|freshly spaded and raked garden bed|
It was even more satisfying, given that until a few days ago, the garden area was covered with pieces of rock, now seen in the retaining wall in the foreground. There are still plenty of pieces of rock laying about in the yard, but not on the garden bed. Those will have to be dealt with evenually, but not right now.
My hope is to have a finished patio at the back of the retaining wall by mid-summer. Given all of the other projects we have going on, that may or may not happen. I will post photos eventually, but until now, the whole project hasn't looked like much and I would have been embarrassed to post the photos as it was.
So the soil is broken, raked and ready to plant. We tried going no-till for two seasons, and my dad has been experimenting with that as well. The results have been mixed. One the one hand, I like being able to simply rake off the detritus from last year's garden and plant directly into the untilled soil. It's fast and easy and supposedly doesn't let the seeds from previous years germinate, since new soil isn't being exposed. It certiainly was good for the tilth, or texture of the soil, since it seemed to hold up really well, except for the spots where we had garden paths.
And it was good for the mycelia in the soil, I think. My initial reason for taking the no-till plunge was the discovery of morels in our lawn. Yes- morels- the gold standard of wild mushrooms in our little city yard. I couldn't believe it at first, and looked them up online, thinking that they must be false morels or some other horrible thing-- but no- we had 5 bonafide morels pop up in our lawn, and I (being the only brave one) at them in scrambled eggs and they were fantastic.
I don't think I would have believed anyone else if they had told me that they accidentally found morels while mowing their lawn in St. Paul, but it was impossible not to believe my own taste buds. Since then I've spotted morels growing in the front yard of another house in our neighborhood-- many more than we found in our yard. They never picked them, and they didn't appear in following years. It presented a bit of a moral (sorry) dilemma. Do I knock on the door of a complete stranger and inform them of what they have growing in their landscape bed? Do I point out the fungus in their yard and risk having them spray fungicides and destroy the morel bed forever? Would they not care and let me pick the morels for my own use? I never found out- the morels just dried up and disappeared. I never picked any, and as I mentioned, I haven't seen them again. But I look for them every morning on my way to the bus stop this time of year. If I see them again, I may have to knock on the front door this time.

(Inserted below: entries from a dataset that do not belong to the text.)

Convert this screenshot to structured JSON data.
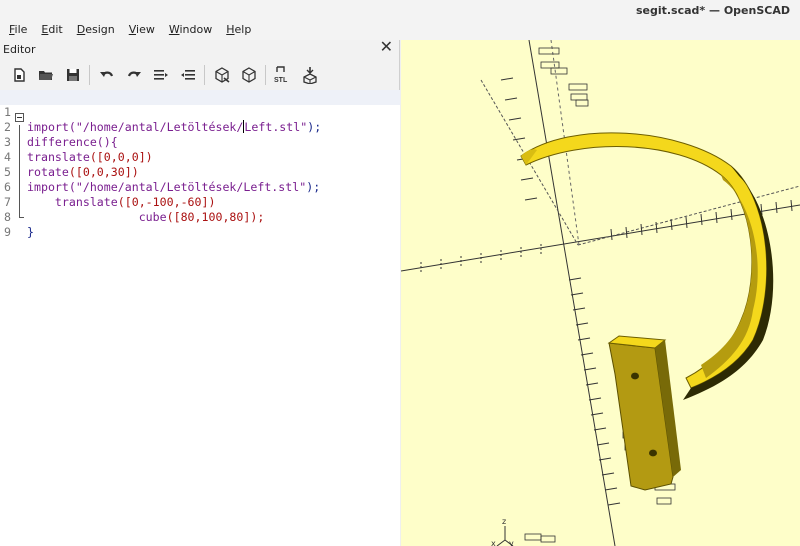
{
  "window": {
    "title": "segit.scad* — OpenSCAD"
  },
  "menu": [
    {
      "mnemonic": "F",
      "rest": "ile"
    },
    {
      "mnemonic": "E",
      "rest": "dit"
    },
    {
      "mnemonic": "D",
      "rest": "esign"
    },
    {
      "mnemonic": "V",
      "rest": "iew"
    },
    {
      "mnemonic": "W",
      "rest": "indow"
    },
    {
      "mnemonic": "H",
      "rest": "elp"
    }
  ],
  "editor": {
    "label": "Editor",
    "close_glyph": "✕",
    "line_numbers": [
      "1",
      "2",
      "3",
      "4",
      "5",
      "6",
      "7",
      "8",
      "9"
    ],
    "toolbar_icons": [
      "new-file-icon",
      "open-file-icon",
      "save-icon",
      "undo-icon",
      "redo-icon",
      "unindent-icon",
      "indent-icon",
      "preview-icon",
      "render-icon",
      "export-stl-icon",
      "send-to-printer-icon"
    ],
    "stl_label": "STL",
    "code": {
      "l1_fn": "import",
      "l1_str_a": "(\"/home/antal/Letöltések/",
      "l1_str_b": "Left.stl\"",
      "l1_end": ");",
      "l2": "difference(){",
      "l3_fn": "translate",
      "l3_args": "([0,0,0])",
      "l4_fn": "rotate",
      "l4_args": "([0,0,30])",
      "l5_fn": "import",
      "l5_str": "(\"/home/antal/Letöltések/Left.stl\"",
      "l5_end": ");",
      "l6_indent": "    ",
      "l6_fn": "translate",
      "l6_args": "([0,-100,-60])",
      "l7_indent": "                ",
      "l7_fn": "cube",
      "l7_args": "([80,100,80]);",
      "l8": "}"
    }
  },
  "viewport": {
    "background": "#fefec9",
    "model_color": "#f4d81c",
    "axis_labels": {
      "x": "x",
      "y": "y",
      "z": "z"
    }
  }
}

But back to no-till gardening. The downsides were the actual appearance of more weeds than there were when we had tilled. This may have to do with my applying compost that hadn't fully broken down and which was full of weed seeds the previous year *lesson learned* or not. What was clear was that the weeds got an earlier start, and were way ahead of the seeds planted after they had appeared. Gita called it "Tharu farming"- comparing it to the no-till farming methods of the native Tharu people in the region where her parents had moved to after leaving their village in the mountians of Nepal. Her ethnic group used farming methods more familiar to westerners- tilling multiple times per year, and sucession planting a variety of crops in one year. They farmed intensively. The native Tharu people didn't till, and grew one crop per year.
Now, the Tharu have been farming the land of the Inner Terai for thousands of years and the newcomers have only been doing it for decades, so it remains to be seen who really has the best farming method for the region. Given that it is a tropical climate, exhausting the soil is a real possibility- where that is less likely,or at least a longer-term prospect in Minnesota. In any case, I will keep lightly tilling my garden soil for the foreseeable future, but being sure to till in lots of compost and uncomposted leaves and stems from last years garden.
|our kids on an easter egg hunt at my parents' house|
We were making muffins the day before- on Saturday morning- muffin morning- and my daughter asked me why our eggs were brown. I started to say that it was because the eggs were organic, but stopped because that's not actually true. Gita had bought the cage-free but not organic kind that time, and in addition, the color of the shell is an indicator of the breed of chicken, not the quality of the egg itself. It's another of the kid-zen moments where a parent is confronted with a question that he or she has not asked for a long time and struggles to formulate an answer that is true, and also immune to small-child scrutiny.
So we will continue to buy brown eggs and I will continue to consider whether or not we should raise chickens or ducks in our yard, then I will re-consider that idea when I think about how much work raising poultry is, and could we really handle another responsibility at this point in time? Probably not. I really enjoy reading about other people raising poultry in the city. See one here.